Poker is a card game played by two or more people, where the aim is to win money by having the highest poker hand. It’s a game that has become very popular worldwide, with many professional players earning a living from it. While there are many different types of poker, they all have similar rules.
One of the first things you need to learn is how to read your opponent. This will help you to determine what type of hands he or she is likely to hold. Then you can make your decisions accordingly. For example, if your opponent raises your bet, it is likely that he or she has a good hand like top pair.
Another important thing to remember is to know when to fold. A common mistake among beginner players is to stay in the hand too long, hoping for a miracle card that will save them. This can lead to large losses, so it’s essential to know when to walk away.
A good poker player knows how to play all phases of the game. This includes preflop, flop, and the turn. During these phases, there are a number of betting rounds. Each round gives everyone a chance to place a bet. After each round, the dealer deals a new card to the table that anyone can use. This is called the flop.
After the flop, there are additional betting rounds. These are typically shorter than the previous ones. During these, players can also bet on their own or call any bet that has been made by the person to their right. After the final betting round, the cards are revealed and the player with the best poker hand wins the pot.
Besides being a great pastime, poker can also be an excellent way to pass the time. It is a social activity that can be enjoyed by any age group and gender. It is a game that has been around for centuries and is played in many different countries.
There are a number of skills that are necessary for success in poker, including discipline and perseverance.

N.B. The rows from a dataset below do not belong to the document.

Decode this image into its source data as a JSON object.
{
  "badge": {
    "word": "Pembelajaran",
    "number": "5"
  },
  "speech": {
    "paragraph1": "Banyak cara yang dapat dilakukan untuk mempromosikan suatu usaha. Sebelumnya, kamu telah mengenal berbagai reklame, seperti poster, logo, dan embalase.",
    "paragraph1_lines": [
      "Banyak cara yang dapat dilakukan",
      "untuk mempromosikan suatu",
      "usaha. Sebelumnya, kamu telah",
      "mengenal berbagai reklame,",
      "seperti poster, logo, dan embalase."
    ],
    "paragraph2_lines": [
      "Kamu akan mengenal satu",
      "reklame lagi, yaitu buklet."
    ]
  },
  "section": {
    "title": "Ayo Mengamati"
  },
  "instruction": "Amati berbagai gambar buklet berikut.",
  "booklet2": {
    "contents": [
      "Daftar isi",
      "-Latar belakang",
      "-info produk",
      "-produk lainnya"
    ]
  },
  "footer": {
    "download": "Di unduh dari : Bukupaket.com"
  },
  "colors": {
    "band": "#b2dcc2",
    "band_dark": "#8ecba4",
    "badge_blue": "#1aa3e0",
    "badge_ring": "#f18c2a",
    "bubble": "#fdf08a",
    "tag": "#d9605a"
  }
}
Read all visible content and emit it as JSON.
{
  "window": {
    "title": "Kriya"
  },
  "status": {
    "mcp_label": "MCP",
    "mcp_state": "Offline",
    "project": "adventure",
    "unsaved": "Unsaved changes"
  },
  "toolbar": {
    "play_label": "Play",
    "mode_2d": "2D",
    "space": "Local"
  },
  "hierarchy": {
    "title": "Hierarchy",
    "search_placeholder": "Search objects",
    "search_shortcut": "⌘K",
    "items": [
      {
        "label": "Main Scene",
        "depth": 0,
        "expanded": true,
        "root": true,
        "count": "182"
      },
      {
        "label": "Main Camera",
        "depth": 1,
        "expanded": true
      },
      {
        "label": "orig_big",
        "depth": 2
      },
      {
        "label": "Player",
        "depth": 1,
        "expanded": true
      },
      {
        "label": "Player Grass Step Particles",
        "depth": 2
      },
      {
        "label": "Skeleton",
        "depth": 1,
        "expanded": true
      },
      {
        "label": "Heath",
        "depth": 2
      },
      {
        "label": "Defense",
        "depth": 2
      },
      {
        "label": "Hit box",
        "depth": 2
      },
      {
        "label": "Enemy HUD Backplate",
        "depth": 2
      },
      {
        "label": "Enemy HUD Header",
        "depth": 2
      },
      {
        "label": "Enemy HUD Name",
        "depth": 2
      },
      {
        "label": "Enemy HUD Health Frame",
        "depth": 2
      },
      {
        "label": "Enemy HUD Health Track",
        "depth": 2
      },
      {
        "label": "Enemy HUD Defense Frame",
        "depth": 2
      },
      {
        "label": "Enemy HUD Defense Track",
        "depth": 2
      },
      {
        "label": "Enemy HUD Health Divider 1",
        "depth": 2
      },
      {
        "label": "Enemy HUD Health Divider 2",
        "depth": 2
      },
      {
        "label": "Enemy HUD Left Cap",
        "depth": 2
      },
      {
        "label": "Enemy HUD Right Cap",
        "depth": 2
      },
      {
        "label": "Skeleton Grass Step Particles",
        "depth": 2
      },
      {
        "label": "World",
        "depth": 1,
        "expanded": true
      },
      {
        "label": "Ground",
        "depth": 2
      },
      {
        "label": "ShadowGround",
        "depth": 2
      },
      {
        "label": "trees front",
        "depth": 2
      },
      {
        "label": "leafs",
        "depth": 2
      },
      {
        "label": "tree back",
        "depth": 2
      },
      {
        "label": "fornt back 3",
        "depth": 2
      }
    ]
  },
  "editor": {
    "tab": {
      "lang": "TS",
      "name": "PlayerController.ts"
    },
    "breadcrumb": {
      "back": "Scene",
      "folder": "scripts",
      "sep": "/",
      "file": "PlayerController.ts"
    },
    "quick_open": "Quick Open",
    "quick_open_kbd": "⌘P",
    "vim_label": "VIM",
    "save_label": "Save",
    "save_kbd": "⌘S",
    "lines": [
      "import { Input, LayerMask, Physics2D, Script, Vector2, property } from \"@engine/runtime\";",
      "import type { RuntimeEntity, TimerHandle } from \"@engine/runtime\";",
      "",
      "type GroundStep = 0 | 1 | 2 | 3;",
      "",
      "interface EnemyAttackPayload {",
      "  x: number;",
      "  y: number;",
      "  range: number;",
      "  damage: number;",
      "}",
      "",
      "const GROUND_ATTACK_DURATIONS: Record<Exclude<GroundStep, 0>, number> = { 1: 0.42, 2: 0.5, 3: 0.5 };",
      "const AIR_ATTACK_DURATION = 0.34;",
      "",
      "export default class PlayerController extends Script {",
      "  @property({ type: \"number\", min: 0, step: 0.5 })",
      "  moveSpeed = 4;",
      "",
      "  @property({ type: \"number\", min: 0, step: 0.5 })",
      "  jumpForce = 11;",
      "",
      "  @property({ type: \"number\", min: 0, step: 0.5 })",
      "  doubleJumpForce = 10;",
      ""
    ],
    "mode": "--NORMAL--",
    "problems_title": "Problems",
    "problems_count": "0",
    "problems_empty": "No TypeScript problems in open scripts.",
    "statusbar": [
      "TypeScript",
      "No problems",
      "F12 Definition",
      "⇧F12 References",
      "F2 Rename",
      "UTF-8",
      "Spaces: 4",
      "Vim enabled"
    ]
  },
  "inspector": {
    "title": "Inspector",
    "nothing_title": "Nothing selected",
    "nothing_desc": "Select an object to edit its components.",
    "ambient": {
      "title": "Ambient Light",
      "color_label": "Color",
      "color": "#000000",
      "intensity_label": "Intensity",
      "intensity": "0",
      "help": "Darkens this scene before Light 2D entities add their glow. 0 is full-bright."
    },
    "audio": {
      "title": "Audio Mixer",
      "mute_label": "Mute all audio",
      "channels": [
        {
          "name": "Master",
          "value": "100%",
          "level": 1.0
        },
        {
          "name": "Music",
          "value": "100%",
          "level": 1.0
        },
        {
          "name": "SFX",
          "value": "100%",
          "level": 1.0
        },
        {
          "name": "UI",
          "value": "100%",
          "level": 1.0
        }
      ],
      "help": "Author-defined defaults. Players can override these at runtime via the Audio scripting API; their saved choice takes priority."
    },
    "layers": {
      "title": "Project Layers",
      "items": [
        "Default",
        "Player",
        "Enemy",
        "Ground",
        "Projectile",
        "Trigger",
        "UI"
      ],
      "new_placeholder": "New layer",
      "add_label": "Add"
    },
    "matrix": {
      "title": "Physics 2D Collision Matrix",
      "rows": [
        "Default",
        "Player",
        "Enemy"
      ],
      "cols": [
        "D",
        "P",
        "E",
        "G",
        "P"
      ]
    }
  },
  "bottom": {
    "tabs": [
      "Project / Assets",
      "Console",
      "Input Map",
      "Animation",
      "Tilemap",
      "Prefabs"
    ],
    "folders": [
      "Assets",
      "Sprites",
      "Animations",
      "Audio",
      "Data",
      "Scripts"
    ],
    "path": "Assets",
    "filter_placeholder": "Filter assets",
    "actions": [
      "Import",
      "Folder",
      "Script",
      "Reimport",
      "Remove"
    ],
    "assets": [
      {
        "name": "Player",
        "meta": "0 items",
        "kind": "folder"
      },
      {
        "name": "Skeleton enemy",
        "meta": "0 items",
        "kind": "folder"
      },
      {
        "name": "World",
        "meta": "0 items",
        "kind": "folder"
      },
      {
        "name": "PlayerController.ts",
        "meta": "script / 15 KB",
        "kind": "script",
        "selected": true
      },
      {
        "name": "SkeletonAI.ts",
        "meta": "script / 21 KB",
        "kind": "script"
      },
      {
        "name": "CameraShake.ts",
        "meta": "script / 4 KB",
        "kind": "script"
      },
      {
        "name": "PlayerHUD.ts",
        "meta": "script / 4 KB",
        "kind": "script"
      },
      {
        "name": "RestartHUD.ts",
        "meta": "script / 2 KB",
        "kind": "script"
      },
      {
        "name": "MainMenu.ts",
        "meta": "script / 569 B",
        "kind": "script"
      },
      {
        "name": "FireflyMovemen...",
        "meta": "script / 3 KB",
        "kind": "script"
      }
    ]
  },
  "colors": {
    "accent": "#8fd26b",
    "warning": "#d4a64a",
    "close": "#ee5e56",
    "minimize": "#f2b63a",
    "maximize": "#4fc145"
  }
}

A successful poker player must be able to choose the right games for their bankroll, and they should be able to recognize the most profitable games. They must also be able to focus on the game without getting distracted or bored.
It is important to practice the game and learn from your mistakes. It is also a good idea to watch experienced players and imagine how you would react in their position. This will help you to develop quick instincts and improve your overall game. In addition, you should also analyze your own performance by tracking your wins and losses. This can be done by taking notes or discussing your hands with other poker players for a more objective analysis of your play.